Your care team will work with you to help you find the holding position that works best for your child.
Special Techniques for Bottle Feeding
We will work with you individually to help you become successful at bottle feeding your infant. We have special instructions for and demonstrate each type of bottle.
Some of the techniques you’ll hear about when you learn to bottle feed your child include:
- “Pulse squeezing”: This is a common feeding technique used with the Mead Johnson and the Medela (Haberman) feeders. To do this, gently squeeze the bottle (Mead Johnson) or the nipple (Medela) to help milk flow into the mouth. A brief squeeze once every two or three sucks allows for a limited amount of milk to flow into your infant’s mouth. Only use these intermittent squeezes when your infant is actively feeding (compressing the nipple and swallowing). It is important to not provide a squeeze while an infant is not actively compressing the nipple. Infants rest and catch up their breathing during the feeding with these breaks; providing a squeeze during this break can cause choking.
- Filling and placing the nipple: For the Medela Feeder and Dr. Brown Specialty Feeding System, you’ll need to know how to correctly fill and place the nipple. The easiest way to do this is to squeeze the nipple to release the air, then turn the bottle upside down (nipple facing down) and release the squeeze. This will allow milk to flow through the valve into the nipple. You can do this one to three times to allow milk to fill the nipple.
- Gagging / choking: If your infant gags or chokes during feeding, it is possible that helping regulate the speed of flow can help. To do this, provide brief periodic breaks during the feeding, and offer less frequent or less strength of a squeeze.

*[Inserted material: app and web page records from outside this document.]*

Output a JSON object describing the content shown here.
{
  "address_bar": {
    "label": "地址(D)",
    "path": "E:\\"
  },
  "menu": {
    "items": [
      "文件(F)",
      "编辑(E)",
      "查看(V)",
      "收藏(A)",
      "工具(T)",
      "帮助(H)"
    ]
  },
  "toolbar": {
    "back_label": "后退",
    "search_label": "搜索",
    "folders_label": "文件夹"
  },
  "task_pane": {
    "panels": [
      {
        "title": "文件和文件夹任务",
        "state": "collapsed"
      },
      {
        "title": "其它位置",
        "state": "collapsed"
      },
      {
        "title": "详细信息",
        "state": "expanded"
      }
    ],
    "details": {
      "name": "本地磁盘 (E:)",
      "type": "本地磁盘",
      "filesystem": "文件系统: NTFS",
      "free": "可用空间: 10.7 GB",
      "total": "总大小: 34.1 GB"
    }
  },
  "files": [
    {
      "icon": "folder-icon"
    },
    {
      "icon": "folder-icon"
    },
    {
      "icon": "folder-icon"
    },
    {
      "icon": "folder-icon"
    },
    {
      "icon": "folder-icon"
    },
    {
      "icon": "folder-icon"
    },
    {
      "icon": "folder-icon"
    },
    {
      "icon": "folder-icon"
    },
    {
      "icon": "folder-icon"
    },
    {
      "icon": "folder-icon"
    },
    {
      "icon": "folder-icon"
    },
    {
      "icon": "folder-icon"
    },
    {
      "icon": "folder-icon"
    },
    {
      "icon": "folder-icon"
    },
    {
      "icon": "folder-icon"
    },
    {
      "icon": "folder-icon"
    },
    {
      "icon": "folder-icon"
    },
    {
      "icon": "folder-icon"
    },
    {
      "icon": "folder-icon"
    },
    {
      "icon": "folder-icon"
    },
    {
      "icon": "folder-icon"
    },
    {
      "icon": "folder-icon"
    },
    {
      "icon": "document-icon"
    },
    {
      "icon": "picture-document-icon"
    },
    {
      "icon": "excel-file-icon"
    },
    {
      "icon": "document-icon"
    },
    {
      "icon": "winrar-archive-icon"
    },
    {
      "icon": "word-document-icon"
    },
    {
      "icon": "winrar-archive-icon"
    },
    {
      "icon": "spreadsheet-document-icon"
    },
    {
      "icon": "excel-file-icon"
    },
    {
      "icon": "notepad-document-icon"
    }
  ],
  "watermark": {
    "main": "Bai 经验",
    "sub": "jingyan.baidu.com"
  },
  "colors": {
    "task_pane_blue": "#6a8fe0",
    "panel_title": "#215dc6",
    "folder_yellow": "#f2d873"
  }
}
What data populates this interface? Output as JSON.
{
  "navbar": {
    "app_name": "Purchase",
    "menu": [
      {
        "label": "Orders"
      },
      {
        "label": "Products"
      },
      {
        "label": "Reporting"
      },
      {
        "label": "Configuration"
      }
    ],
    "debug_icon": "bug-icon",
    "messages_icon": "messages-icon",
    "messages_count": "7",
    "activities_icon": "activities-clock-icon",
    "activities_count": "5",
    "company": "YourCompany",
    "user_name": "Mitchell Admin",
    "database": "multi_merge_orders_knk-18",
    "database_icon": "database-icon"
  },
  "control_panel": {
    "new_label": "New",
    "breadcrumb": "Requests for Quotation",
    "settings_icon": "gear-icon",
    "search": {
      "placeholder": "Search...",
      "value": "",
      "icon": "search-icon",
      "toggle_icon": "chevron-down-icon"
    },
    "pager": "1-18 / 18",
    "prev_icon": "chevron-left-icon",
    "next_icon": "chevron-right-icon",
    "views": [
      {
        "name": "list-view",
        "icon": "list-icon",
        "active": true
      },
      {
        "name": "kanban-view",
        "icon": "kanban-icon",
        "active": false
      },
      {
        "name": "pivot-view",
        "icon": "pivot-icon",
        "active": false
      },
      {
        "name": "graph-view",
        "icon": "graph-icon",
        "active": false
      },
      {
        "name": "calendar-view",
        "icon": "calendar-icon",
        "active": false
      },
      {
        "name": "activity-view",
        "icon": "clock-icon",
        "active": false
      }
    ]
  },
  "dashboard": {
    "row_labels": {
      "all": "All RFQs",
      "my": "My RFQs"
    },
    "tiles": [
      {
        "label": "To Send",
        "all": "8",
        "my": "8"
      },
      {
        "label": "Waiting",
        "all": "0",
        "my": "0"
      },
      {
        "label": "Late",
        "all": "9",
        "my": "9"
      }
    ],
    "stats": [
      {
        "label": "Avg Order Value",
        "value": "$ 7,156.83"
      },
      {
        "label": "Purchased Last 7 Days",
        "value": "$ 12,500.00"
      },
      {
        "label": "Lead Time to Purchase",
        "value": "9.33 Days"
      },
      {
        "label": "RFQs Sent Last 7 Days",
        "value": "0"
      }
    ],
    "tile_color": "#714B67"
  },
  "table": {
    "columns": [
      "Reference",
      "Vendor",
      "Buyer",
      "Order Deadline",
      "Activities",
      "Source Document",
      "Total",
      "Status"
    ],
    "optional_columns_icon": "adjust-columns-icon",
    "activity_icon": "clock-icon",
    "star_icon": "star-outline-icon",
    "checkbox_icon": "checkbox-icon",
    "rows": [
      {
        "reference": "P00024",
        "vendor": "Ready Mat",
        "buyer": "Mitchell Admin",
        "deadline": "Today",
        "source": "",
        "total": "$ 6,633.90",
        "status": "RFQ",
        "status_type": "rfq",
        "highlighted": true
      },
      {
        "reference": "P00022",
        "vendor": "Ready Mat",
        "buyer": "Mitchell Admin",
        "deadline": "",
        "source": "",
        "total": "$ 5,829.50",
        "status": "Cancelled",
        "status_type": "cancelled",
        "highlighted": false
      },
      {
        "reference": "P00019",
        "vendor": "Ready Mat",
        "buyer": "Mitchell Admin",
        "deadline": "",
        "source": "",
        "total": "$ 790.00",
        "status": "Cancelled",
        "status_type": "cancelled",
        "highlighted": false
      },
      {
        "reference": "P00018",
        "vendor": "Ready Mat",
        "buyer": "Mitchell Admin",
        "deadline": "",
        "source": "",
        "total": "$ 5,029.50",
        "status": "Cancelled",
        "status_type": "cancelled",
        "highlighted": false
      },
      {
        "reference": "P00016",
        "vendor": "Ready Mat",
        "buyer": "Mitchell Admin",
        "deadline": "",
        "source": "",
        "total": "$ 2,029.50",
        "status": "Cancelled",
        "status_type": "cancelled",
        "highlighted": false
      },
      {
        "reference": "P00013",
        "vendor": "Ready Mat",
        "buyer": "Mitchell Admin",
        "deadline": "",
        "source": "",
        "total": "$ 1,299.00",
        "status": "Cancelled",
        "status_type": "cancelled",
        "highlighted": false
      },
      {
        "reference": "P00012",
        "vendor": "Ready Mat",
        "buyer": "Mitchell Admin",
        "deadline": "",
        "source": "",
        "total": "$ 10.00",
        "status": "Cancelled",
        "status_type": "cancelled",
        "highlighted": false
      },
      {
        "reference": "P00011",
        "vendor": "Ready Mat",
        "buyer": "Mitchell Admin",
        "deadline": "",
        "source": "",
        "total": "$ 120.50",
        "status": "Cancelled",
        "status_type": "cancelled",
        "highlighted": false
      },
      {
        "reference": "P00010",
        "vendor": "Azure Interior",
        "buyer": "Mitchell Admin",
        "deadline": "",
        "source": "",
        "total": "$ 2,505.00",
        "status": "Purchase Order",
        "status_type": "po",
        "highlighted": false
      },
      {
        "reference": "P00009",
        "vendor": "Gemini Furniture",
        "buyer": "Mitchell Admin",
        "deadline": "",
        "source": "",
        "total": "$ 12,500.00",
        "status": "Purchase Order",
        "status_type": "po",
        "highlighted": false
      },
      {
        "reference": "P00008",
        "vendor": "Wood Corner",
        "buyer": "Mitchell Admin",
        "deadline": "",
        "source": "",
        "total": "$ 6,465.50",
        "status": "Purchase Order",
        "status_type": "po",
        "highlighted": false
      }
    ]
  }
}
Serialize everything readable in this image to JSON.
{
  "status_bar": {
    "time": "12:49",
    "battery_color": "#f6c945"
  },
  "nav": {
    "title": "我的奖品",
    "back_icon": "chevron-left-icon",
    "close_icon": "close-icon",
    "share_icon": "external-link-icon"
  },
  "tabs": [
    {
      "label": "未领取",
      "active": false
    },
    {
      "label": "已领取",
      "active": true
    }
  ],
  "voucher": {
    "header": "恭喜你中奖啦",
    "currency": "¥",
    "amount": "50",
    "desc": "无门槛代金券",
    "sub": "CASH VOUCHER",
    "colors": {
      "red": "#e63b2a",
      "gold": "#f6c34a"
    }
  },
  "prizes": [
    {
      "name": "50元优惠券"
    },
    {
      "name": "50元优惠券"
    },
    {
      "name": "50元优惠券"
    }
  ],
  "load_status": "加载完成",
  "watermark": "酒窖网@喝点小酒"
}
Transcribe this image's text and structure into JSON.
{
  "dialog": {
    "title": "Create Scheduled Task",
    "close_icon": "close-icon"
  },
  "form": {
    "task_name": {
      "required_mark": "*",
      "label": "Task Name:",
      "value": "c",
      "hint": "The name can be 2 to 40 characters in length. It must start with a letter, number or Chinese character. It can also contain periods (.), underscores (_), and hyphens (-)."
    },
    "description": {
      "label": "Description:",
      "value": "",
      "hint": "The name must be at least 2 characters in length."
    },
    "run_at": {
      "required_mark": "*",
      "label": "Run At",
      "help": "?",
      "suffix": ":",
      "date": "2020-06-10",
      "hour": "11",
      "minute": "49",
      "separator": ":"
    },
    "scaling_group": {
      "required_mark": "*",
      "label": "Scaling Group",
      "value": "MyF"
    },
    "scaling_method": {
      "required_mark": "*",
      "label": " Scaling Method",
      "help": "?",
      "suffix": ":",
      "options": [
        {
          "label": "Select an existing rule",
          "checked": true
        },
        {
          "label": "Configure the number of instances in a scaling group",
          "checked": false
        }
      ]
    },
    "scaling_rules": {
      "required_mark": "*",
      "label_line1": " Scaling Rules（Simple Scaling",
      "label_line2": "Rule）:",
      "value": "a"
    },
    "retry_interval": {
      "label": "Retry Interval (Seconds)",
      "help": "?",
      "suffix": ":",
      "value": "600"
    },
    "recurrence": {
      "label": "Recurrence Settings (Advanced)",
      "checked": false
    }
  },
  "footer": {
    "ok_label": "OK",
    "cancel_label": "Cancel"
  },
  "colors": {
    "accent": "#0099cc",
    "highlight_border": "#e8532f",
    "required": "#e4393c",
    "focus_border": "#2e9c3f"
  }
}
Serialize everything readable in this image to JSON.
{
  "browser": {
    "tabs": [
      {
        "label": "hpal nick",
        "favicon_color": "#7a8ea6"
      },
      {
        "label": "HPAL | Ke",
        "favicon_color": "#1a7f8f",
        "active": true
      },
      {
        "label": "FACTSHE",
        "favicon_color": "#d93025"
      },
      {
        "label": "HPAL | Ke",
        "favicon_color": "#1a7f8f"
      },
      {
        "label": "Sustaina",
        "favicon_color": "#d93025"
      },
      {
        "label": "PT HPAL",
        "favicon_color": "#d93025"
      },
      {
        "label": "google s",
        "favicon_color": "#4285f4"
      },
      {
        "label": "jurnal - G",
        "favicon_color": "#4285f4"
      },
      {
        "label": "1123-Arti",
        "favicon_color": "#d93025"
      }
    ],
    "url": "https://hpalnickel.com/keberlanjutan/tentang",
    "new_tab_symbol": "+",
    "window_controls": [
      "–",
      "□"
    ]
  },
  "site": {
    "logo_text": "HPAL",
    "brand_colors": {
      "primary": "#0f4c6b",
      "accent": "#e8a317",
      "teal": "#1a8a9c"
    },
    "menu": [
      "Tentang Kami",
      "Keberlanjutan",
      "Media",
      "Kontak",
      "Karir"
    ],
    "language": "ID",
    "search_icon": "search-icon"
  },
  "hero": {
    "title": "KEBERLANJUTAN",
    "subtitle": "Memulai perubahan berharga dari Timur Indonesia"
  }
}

- Burping your baby: Burp your baby often to offset swallowing air. A common rule is to burp about every ounce or when infants show long pauses with agitation during feeding.
- Signs to stop feeding: We will work with you so you can learn signs (“cues”) to watch for that indicate you should stop feeding your baby. You’ll be looking at how much your baby has been fed, how much your baby has been spitting up, and how often you’ve burped your baby.
If you ever have a question about the feeding supplies, call your care team.
Transitioning to Spoon Feeding / Cup Drinking
A cleft lip is typically repaired with surgery around 3 months of age. Cleft palate repair is commonly performed at about 9-12 months of age, depending on other health and developmental issues.
Prior to cleft palate repair, our surgeon preference is to transition your child from a bottle to an open cup. Beginning at the six-month visit, we assist you in preparing for your child to have cleft palate surgery. During this visit, we demonstrate spoon feeding and cup drinking. You will receive detailed instructions and support from our team. We will begin offering spoon and cup drinking in small amounts each day. Over the next two to three months, you will increase how much your infant accepts from the cup and gradually discontinue using the bottle. This will simplify feeding and minimize the time required in the hospital after surgery. We will provide additional feeding therapy support if your child is having difficulty with this transition prior to surgery.
When to Call the Doctor
If your baby is not gaining weight, or if problems with the feeding persist, call your child’s doctor and your Cleft and Craniofacial Center caregivers. Your baby may need other devices and methods to help with feeding.